What is needed = With nothing added or dropped, output every record below exactly.

Component data from apps and pages:
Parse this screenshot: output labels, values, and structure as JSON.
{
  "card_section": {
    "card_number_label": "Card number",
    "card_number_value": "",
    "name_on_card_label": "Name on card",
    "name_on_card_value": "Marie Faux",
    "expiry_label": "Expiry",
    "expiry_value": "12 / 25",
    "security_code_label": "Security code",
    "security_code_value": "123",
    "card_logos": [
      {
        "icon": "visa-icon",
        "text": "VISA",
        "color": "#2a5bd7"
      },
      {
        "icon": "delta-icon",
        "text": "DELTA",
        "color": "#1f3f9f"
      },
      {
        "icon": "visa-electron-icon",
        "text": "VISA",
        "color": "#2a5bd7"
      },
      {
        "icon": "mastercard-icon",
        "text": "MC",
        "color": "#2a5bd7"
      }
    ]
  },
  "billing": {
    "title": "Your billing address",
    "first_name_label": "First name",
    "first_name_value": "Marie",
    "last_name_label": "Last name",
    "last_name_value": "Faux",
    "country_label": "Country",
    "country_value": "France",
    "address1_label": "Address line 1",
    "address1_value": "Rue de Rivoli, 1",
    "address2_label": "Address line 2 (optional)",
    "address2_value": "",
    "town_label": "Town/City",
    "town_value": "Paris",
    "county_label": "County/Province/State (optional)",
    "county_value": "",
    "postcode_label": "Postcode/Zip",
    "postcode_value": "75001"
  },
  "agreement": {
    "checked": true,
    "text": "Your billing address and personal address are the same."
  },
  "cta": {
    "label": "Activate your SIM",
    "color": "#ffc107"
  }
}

Exercise output =
Parse this screenshot: output labels, values, and structure as JSON.
{
  "card_section": {
    "card_number_label": "Card number",
    "card_number_value": "",
    "name_on_card_label": "Name on card",
    "name_on_card_value": "Marie Faux",
    "expiry_label": "Expiry",
    "expiry_value": "12 / 25",
    "security_code_label": "Security code",
    "security_code_value": "123",
    "card_logos": [
      {
        "icon": "visa-icon",
        "text": "VISA",
        "color": "#2a5bd7"
      },
      {
        "icon": "delta-icon",
        "text": "DELTA",
        "color": "#1f3f9f"
      },
      {
        "icon": "visa-electron-icon",
        "text": "VISA",
        "color": "#2a5bd7"
      },
      {
        "icon": "mastercard-icon",
        "text": "MC",
        "color": "#2a5bd7"
      }
    ]
  },
  "billing": {
    "title": "Your billing address",
    "first_name_label": "First name",
    "first_name_value": "Marie",
    "last_name_label": "Last name",
    "last_name_value": "Faux",
    "country_label": "Country",
    "country_value": "France",
    "address1_label": "Address line 1",
    "address1_value": "Rue de Rivoli, 1",
    "address2_label": "Address line 2 (optional)",
    "address2_value": "",
    "town_label": "Town/City",
    "town_value": "Paris",
    "county_label": "County/Province/State (optional)",
    "county_value": "",
    "postcode_label": "Postcode/Zip",
    "postcode_value": "75001"
  },
  "agreement": {
    "checked": true,
    "text": "Your billing address and personal address are the same."
  },
  "cta": {
    "label": "Activate your SIM",
    "color": "#ffc107"
  }
}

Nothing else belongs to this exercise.